By 1949, Israel controlled the majority of the land.
Jerusalem is divided, with East Jerusalem considered an occupied territory since its capture in 1967. It is this half of the city that contains sites holy to the Jewish, Christian and Muslim faith traditions.
The Palestinians are in favor of dividing the city, with East Jerusalem becoming a future Palestinian state. The Israelis disagree because Jews were not allowed to visit the Western Wall during the war in 1967.
With no peace agreement, they have continued to fight.
Presently, Israel is considered a Jewish state and Palestinians are not allowed to return. Some 2 million refugees reside in Gaza, the West Bank, Jordan and surrounding areas.
No matter where they go, the two groups continue to butt heads, with other countries feeling responsible for resolving the conflict, getting in between them for humanitarian or religious reasons or to score political points.
In 1995, the U.S. Congress passed the Jerusalem Embassy Acts, which required the U.S. embassy to be moved from Tel Aviv to Jerusalem by May 31, 1999.
A provision allowed “the President to suspend for six months (with possible subsequent six-month extensions)” due to national security concerns.
These extensions were signed by every president since the act’s passage until President Trump moved the U.S. embassy from Tel Aviv to Jerusalem in 2018.
Trump said the move would bring stability and perhaps peace. It hasn’t, so President Biden is sending an envoy due to concerns that the conflict will escalate to war.
Palestinians and Jews have 100 years’ worth of conflicts to sort through, with each blaming the other for their displacement and suffering.
There are no easy answers, and last week created more problems with Israeli police clashing with Palestinians on a hilltop in East Jerusalem, known as the Temple Mount.
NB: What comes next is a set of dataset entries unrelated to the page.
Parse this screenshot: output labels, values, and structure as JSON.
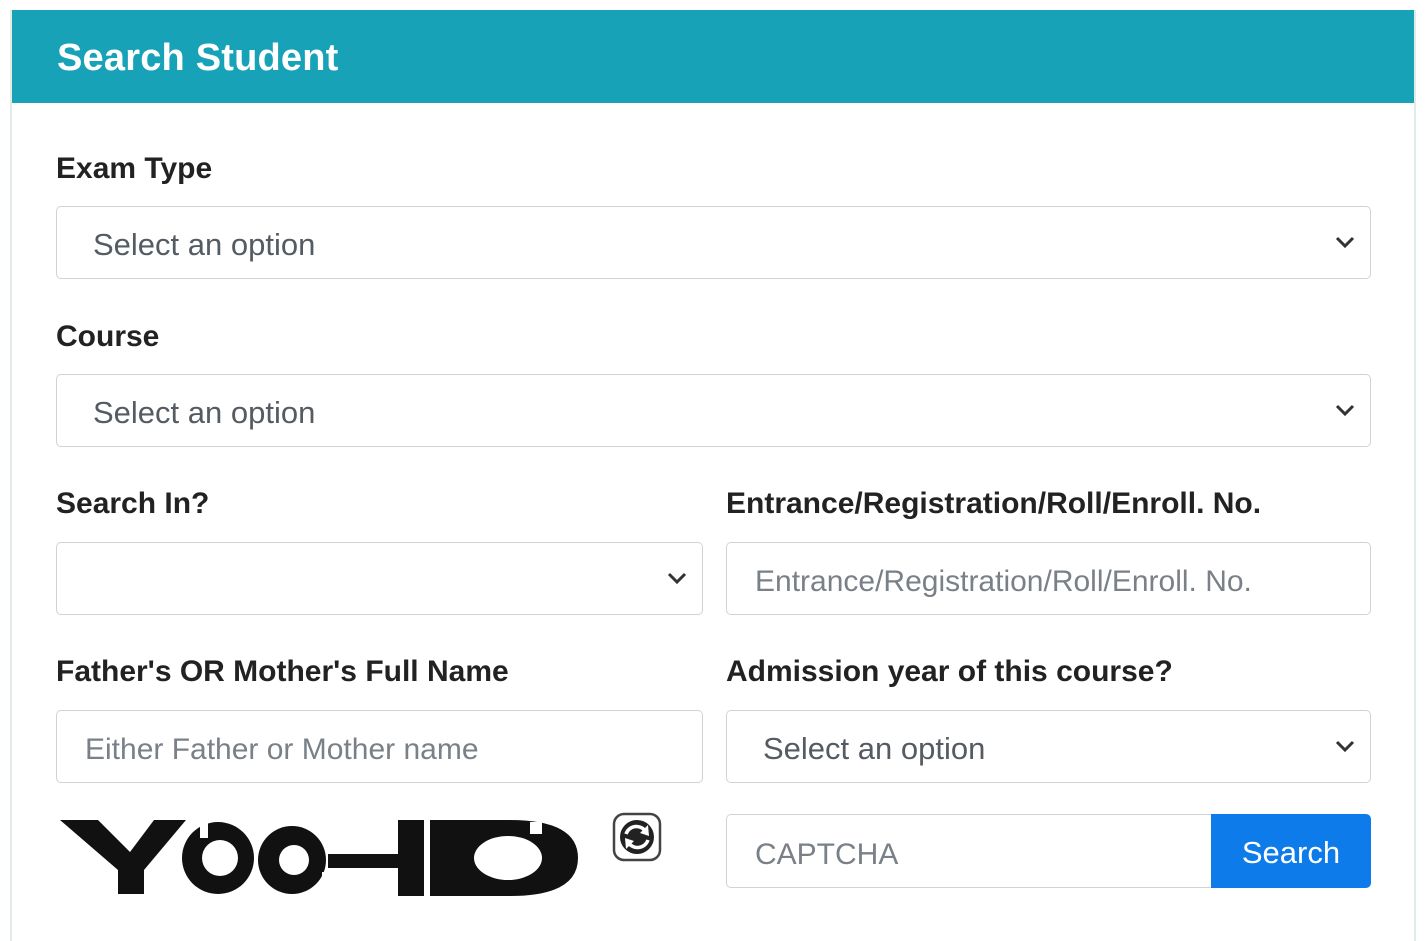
{
  "header": {
    "title": "Search Student"
  },
  "exam_type": {
    "label": "Exam Type",
    "value": "Select an option"
  },
  "course": {
    "label": "Course",
    "value": "Select an option"
  },
  "search_in": {
    "label": "Search In?",
    "value": ""
  },
  "reg_no": {
    "label": "Entrance/Registration/Roll/Enroll. No.",
    "placeholder": "Entrance/Registration/Roll/Enroll. No."
  },
  "parent_name": {
    "label": "Father's OR Mother's Full Name",
    "placeholder": "Either Father or Mother name"
  },
  "admission_year": {
    "label": "Admission year of this course?",
    "value": "Select an option"
  },
  "captcha": {
    "image_text": "YCHD",
    "placeholder": "CAPTCHA"
  },
  "search_button": {
    "label": "Search"
  },
  "colors": {
    "header_bg": "#17a2b8",
    "button_bg": "#0d7bea"
  }
}
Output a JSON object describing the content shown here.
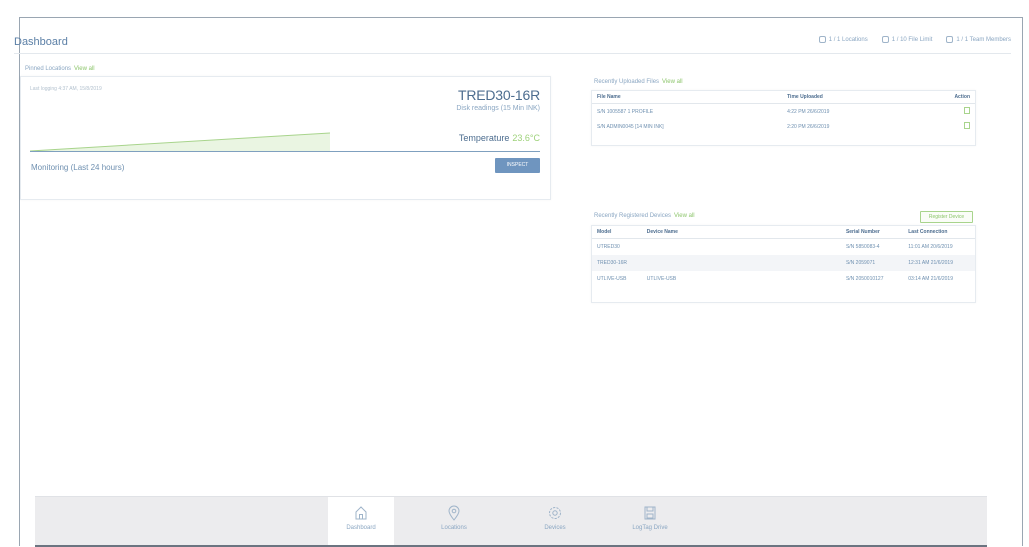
{
  "page": {
    "title": "Dashboard"
  },
  "header_stats": [
    {
      "icon": "location-icon",
      "label": "1 / 1 Locations"
    },
    {
      "icon": "file-icon",
      "label": "1 / 10 File Limit"
    },
    {
      "icon": "team-icon",
      "label": "1 / 1 Team Members"
    }
  ],
  "pinned": {
    "heading": "Pinned Locations",
    "view_all": "View all",
    "logging_text": "Last logging 4:37 AM, 15/8/2019",
    "device_name": "TRED30-16R",
    "device_sub": "Disk readings (15 Min INK)",
    "temperature_label": "Temperature",
    "temperature_value": "23.6°C",
    "monitoring_label": "Monitoring (Last 24 hours)",
    "button_label": "INSPECT",
    "accent": "#9ed27a"
  },
  "files": {
    "heading": "Recently Uploaded Files",
    "view_all": "View all",
    "columns": [
      "File Name",
      "Time Uploaded",
      "Action"
    ],
    "rows": [
      {
        "name": "S/N 1005587 1 PROFILE",
        "time": "4:22 PM 26/6/2019"
      },
      {
        "name": "S/N ADMIN0045 [14 MIN INK]",
        "time": "2:20 PM 26/6/2019"
      }
    ]
  },
  "devices": {
    "heading": "Recently Registered Devices",
    "view_all": "View all",
    "register_button": "Register Device",
    "columns": [
      "Model",
      "Device Name",
      "Serial Number",
      "Last Connection"
    ],
    "rows": [
      {
        "model": "UTRED30",
        "name": "",
        "serial": "S/N 5850083-4",
        "last": "11:01 AM 20/6/2019"
      },
      {
        "model": "TRED30-16R",
        "name": "",
        "serial": "S/N 2059071",
        "last": "12:31 AM 21/6/2019"
      },
      {
        "model": "UTLIVE-USB",
        "name": "UTLIVE-USB",
        "serial": "S/N 2050010127",
        "last": "03:14 AM 21/6/2019"
      }
    ]
  },
  "nav": {
    "items": [
      {
        "icon": "home-icon",
        "label": "Dashboard",
        "active": true
      },
      {
        "icon": "location-pin-icon",
        "label": "Locations",
        "active": false
      },
      {
        "icon": "gear-icon",
        "label": "Devices",
        "active": false
      },
      {
        "icon": "save-icon",
        "label": "LogTag Drive",
        "active": false
      }
    ]
  }
}
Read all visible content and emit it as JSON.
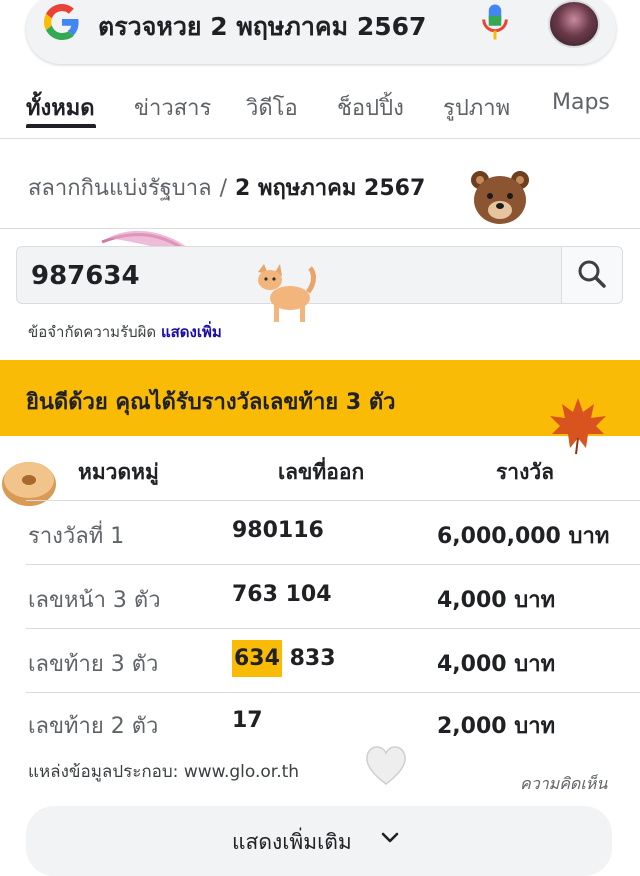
{
  "search": {
    "query": "ตรวจหวย 2 พฤษภาคม 2567"
  },
  "tabs": [
    {
      "label": "ทั้งหมด",
      "active": true
    },
    {
      "label": "ข่าวสาร"
    },
    {
      "label": "วิดีโอ"
    },
    {
      "label": "ช็อปปิ้ง"
    },
    {
      "label": "รูปภาพ"
    },
    {
      "label": "Maps"
    }
  ],
  "breadcrumb": {
    "source": "สลากกินแบ่งรัฐบาล",
    "separator": "/",
    "date": "2 พฤษภาคม 2567"
  },
  "checker": {
    "input_value": "987634",
    "disclaimer": "ข้อจำกัดความรับผิด",
    "disclaimer_link": "แสดงเพิ่ม"
  },
  "banner": {
    "text": "ยินดีด้วย คุณได้รับรางวัลเลขท้าย 3 ตัว"
  },
  "table": {
    "headers": [
      "หมวดหมู่",
      "เลขที่ออก",
      "รางวัล"
    ],
    "rows": [
      {
        "category": "รางวัลที่ 1",
        "numbers": "980116",
        "prize": "6,000,000 บาท"
      },
      {
        "category": "เลขหน้า 3 ตัว",
        "numbers": "763 104",
        "prize": "4,000 บาท"
      },
      {
        "category": "เลขท้าย 3 ตัว",
        "numbers_highlight": "634",
        "numbers_rest": "833",
        "prize": "4,000 บาท"
      },
      {
        "category": "เลขท้าย 2 ตัว",
        "numbers": "17",
        "prize": "2,000 บาท"
      }
    ]
  },
  "source": "แหล่งข้อมูลประกอบ: www.glo.or.th",
  "feedback": "ความคิดเห็น",
  "show_more": "แสดงเพิ่มเติม",
  "colors": {
    "highlight": "#f9bb06",
    "link": "#1a0dab"
  },
  "icons": [
    "google-logo-icon",
    "microphone-icon",
    "search-icon",
    "chevron-down-icon",
    "bear-sticker-icon",
    "cat-sticker-icon",
    "maple-leaf-sticker-icon",
    "bagel-sticker-icon",
    "heart-sticker-icon"
  ]
}
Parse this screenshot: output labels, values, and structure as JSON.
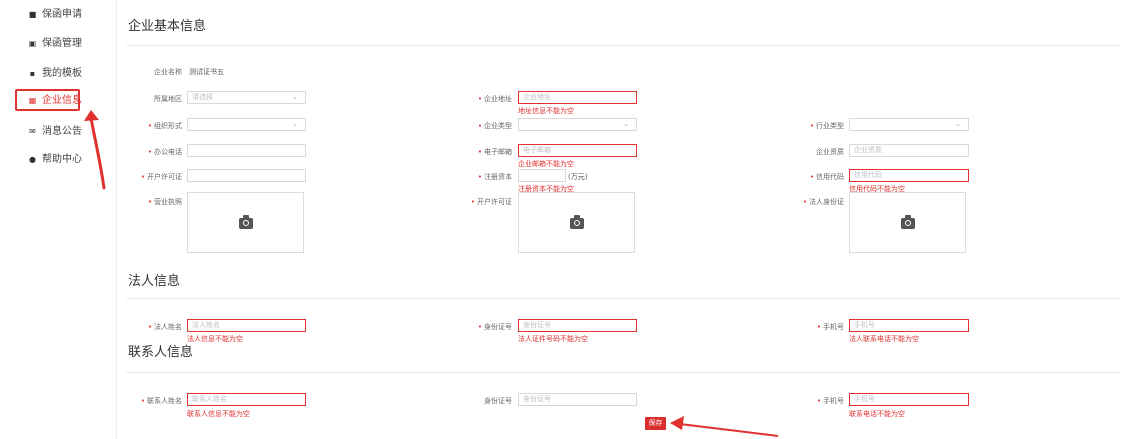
{
  "sidebar": {
    "items": [
      {
        "label": "保函申请",
        "icon": "apply-icon"
      },
      {
        "label": "保函管理",
        "icon": "manage-icon"
      },
      {
        "label": "我的模板",
        "icon": "template-icon"
      },
      {
        "label": "企业信息",
        "icon": "grid-icon",
        "active": true
      },
      {
        "label": "消息公告",
        "icon": "mail-icon"
      },
      {
        "label": "帮助中心",
        "icon": "help-icon"
      }
    ]
  },
  "company": {
    "title": "企业基本信息",
    "name_label": "企业名称",
    "name_value": "测试证书五",
    "region_label": "所属地区",
    "region_placeholder": "请选择",
    "address_label": "企业地址",
    "address_placeholder": "企业地址",
    "address_error": "地址信息不能为空",
    "org_label": "组织形式",
    "type_label": "企业类型",
    "industry_label": "行业类型",
    "phone_label": "办公电话",
    "email_label": "电子邮箱",
    "email_placeholder": "电子邮箱",
    "email_error": "企业邮箱不能为空",
    "quality_label": "企业资质",
    "quality_placeholder": "企业资质",
    "permit_label": "开户许可证",
    "capital_label": "注册资本",
    "capital_unit": "(万元)",
    "capital_error": "注册资本不能为空",
    "credit_label": "信用代码",
    "credit_placeholder": "信用代码",
    "credit_error": "信用代码不能为空",
    "license_label": "营业执照",
    "permit_upload_label": "开户许可证",
    "legal_id_label": "法人身份证"
  },
  "legal": {
    "title": "法人信息",
    "name_label": "法人姓名",
    "name_placeholder": "法人姓名",
    "name_error": "法人信息不能为空",
    "id_label": "身份证号",
    "id_placeholder": "身份证号",
    "id_error": "法人证件号码不能为空",
    "mobile_label": "手机号",
    "mobile_placeholder": "手机号",
    "mobile_error": "法人联系电话不能为空"
  },
  "contact": {
    "title": "联系人信息",
    "name_label": "联系人姓名",
    "name_placeholder": "联系人姓名",
    "name_error": "联系人信息不能为空",
    "id_label": "身份证号",
    "id_placeholder": "身份证号",
    "mobile_label": "手机号",
    "mobile_placeholder": "手机号",
    "mobile_error": "联系电话不能为空"
  },
  "actions": {
    "save_label": "保存"
  },
  "colors": {
    "accent": "#e0312f",
    "border": "#d9d9d9",
    "text": "#555555"
  }
}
All of this is happening during Ramadan, the Islamic holy month that begins in mid-April.
Holy city, holy time – both groups are fighting for land they believe is set apart for them by God.
I thought of Psalm 24 and then the words of Woodrow Wilson Guthrie’s “This Land is Your Land”: “This land is your land / and this land is my land / from California to the New York island / … This land was made for you and me.”
I learned this song in elementary school. Guthrie wrote it in February 1940 as a response to Irving Berlin’s “God Bless America.”
Amid a pandemic, why hasn’t our tune changed?
“Ashes to ashes, dust to dust,” we are all fighting over dirt that we belong to and that doesn’t really belong to us.
All in God’s hands, I am praying for peace because “the earth is the Lord’s and …”